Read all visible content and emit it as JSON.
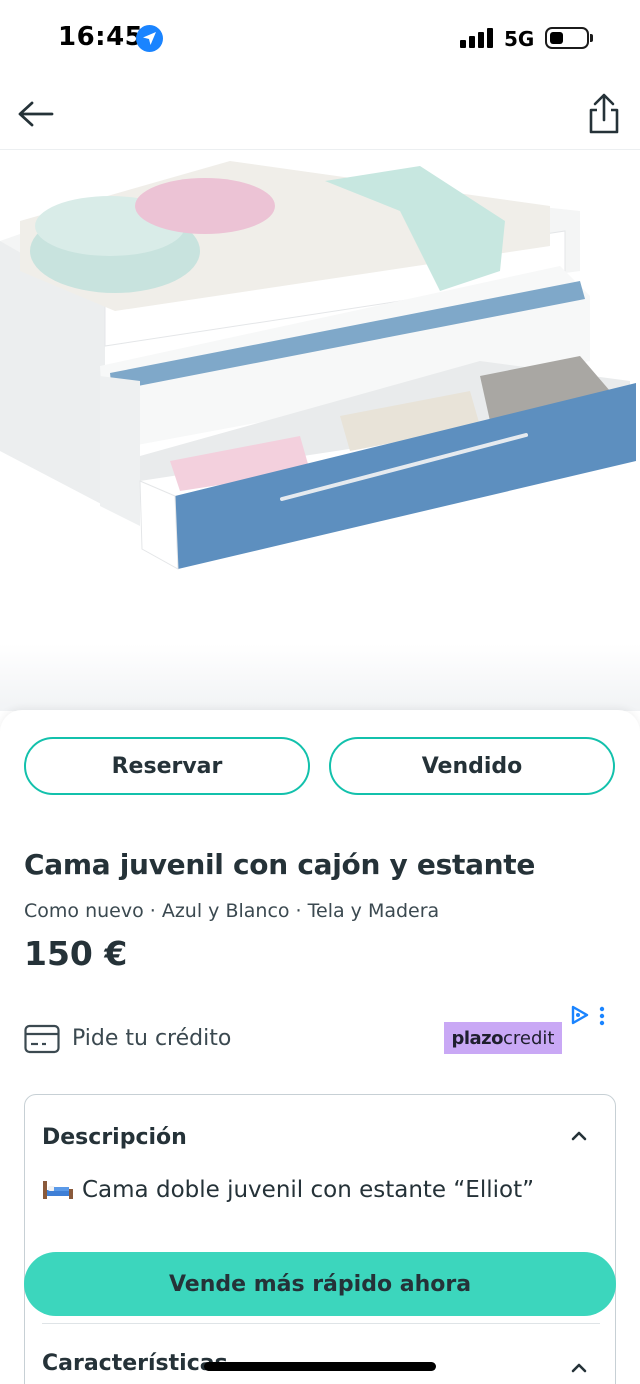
{
  "status_bar": {
    "time": "16:45",
    "network": "5G",
    "battery_level": 0.25
  },
  "nav": {
    "back_icon": "arrow-left-icon",
    "share_icon": "share-icon"
  },
  "actions": {
    "reserve_label": "Reservar",
    "sold_label": "Vendido"
  },
  "product": {
    "title": "Cama juvenil con cajón y estante",
    "attributes": "Como nuevo · Azul y Blanco · Tela y Madera",
    "price": "150 €"
  },
  "credit": {
    "label": "Pide tu crédito",
    "brand_bold": "plazo",
    "brand_light": "credit"
  },
  "description": {
    "heading": "Descripción",
    "text": "Cama doble juvenil con estante “Elliot”",
    "features_heading": "Características"
  },
  "cta": {
    "sell_faster_label": "Vende más rápido ahora"
  },
  "colors": {
    "accent": "#13c1ac",
    "cta": "#3cd6bd",
    "text": "#253238",
    "credit_badge": "#c9a8f5"
  }
}
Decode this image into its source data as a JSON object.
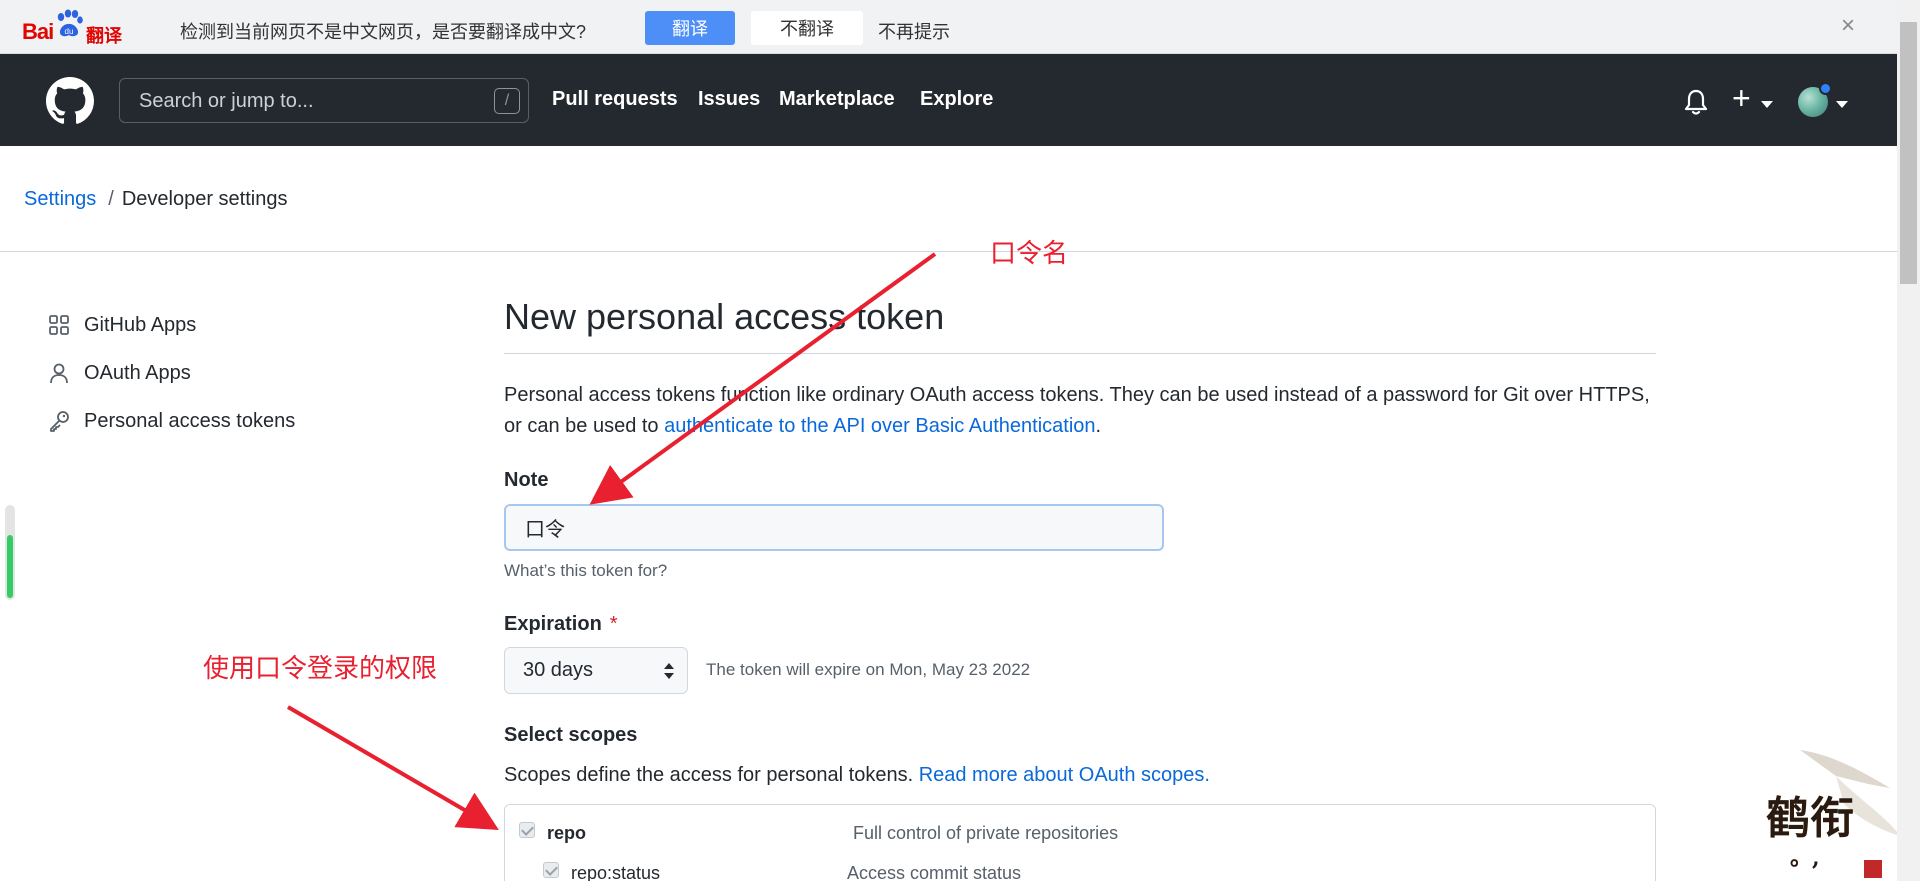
{
  "translate_bar": {
    "logo_text": "Bai",
    "logo_suffix": "翻译",
    "message": "检测到当前网页不是中文网页，是否要翻译成中文?",
    "translate_button": "翻译",
    "no_translate_button": "不翻译",
    "no_remind": "不再提示",
    "close": "×"
  },
  "header": {
    "search_placeholder": "Search or jump to...",
    "search_shortcut": "/",
    "nav": [
      "Pull requests",
      "Issues",
      "Marketplace",
      "Explore"
    ],
    "plus": "+"
  },
  "breadcrumb": {
    "settings": "Settings",
    "separator": "/",
    "current": "Developer settings"
  },
  "sidebar": {
    "items": [
      {
        "label": "GitHub Apps",
        "icon": "apps-grid-icon"
      },
      {
        "label": "OAuth Apps",
        "icon": "person-icon"
      },
      {
        "label": "Personal access tokens",
        "icon": "key-icon"
      }
    ]
  },
  "main": {
    "title": "New personal access token",
    "intro_text": "Personal access tokens function like ordinary OAuth access tokens. They can be used instead of a password for Git over HTTPS, or can be used to ",
    "intro_link": "authenticate to the API over Basic Authentication",
    "intro_end": ".",
    "note_label": "Note",
    "note_value": "口令",
    "note_hint": "What’s this token for?",
    "expiration_label": "Expiration",
    "expiration_required": "*",
    "expiration_value": "30 days",
    "expiration_note": "The token will expire on Mon, May 23 2022",
    "scopes_label": "Select scopes",
    "scopes_desc": "Scopes define the access for personal tokens. ",
    "scopes_link": "Read more about OAuth scopes.",
    "scopes": [
      {
        "name": "repo",
        "desc": "Full control of private repositories",
        "checked": true
      },
      {
        "name": "repo:status",
        "desc": "Access commit status",
        "checked": true
      }
    ]
  },
  "annotations": {
    "token_name": "口令名",
    "permissions": "使用口令登录的权限",
    "color": "#e8202f"
  },
  "watermark": {
    "main": "鹤衔",
    "sub": "。,"
  }
}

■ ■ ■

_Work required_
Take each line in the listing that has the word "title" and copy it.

_Task solution_
    "title": "Cama juvenil con cajón y estante",
    "title": "New personal access token",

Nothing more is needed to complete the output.